This year a 30-second sport during Super Bowl XLIX cost roughly $4.5 million. While this may get advertisers a lot throughout the rest of the year, the same can’t be said for the Super Bowl. The question that everyone seems to ask is —how can that possibly be worth it?

Depending on the brand’s goal, it might not be worth it. AdWeek posted an interesting article ahead of the Super Bowl breaking down what advertisers and marketers could have done with $4.5 million in the digital marketing space. 
Let’s take a look at some of the social campaigns that could have ran with that budget: 

• Six Days-Worth of $750,000 Sponsored Snapchat Snaps
• Five $800,000 YouTube Masthead Ads
• 10 “Premium Day” $425,000 Twitter Promoted Trends
• Four Days of $950,000 Facebook Reach Blocks 

That’s just a look at big-time buys on each of those four platforms. The most ideal mix would probably be doing one major campaign on each platform (depending on the demographic and target audience you are trying to reach. 
That’s the beauty of social media compared to television.
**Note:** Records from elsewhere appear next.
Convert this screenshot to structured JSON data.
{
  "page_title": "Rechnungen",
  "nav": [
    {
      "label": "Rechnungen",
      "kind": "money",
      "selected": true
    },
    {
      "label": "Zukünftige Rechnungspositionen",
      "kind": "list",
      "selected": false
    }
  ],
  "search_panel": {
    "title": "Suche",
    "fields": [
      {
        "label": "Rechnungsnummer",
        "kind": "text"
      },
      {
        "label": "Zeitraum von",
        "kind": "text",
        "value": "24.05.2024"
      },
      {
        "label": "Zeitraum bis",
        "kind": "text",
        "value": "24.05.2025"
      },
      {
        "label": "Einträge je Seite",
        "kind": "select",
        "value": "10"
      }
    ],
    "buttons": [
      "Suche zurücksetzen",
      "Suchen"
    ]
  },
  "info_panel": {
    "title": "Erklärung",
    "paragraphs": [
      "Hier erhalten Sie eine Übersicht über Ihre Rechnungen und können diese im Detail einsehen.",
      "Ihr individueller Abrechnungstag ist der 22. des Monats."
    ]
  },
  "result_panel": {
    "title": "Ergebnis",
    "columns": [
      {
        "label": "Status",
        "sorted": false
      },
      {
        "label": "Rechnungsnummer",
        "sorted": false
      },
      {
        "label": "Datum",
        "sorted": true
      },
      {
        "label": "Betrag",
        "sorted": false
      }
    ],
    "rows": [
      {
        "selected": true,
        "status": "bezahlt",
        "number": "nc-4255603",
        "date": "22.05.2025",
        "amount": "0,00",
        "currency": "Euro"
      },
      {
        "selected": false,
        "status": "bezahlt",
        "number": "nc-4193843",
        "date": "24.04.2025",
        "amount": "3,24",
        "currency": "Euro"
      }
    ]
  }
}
With social and digital campaigns, not only can you target people with much more specificity, but you can also reach a wide assortment of analytics that will help determine the success (or lack thereof) of the campaign. 

TV (especially during the Super Bowl) is casting the widest audience possible. So, if your brand goal is simply awareness across all demographics, then the $4.5 million could be worth it. Take the country of Ecuador, for example. In my opinion, that was a great ad buy. At no other time in the year is the country’s tourism board going to have the attention of 100+ million Americans.

Brands that are trying to convert customers or drive incremental sales should think about straying away from television and instead focus on more targeted campaigns. 

At Navigate, we’ve seen that social media costs less on a CPM basis than any other media element (TV, in-stadium, print, radio, etc.). Even though it’s the cheapest, it is also the most influential in driving metrics like purchase intent, likelihood to recommend and more. 

What are your thoughts on the subject?  Tweet me at @p_mcclellan and join the dialogue.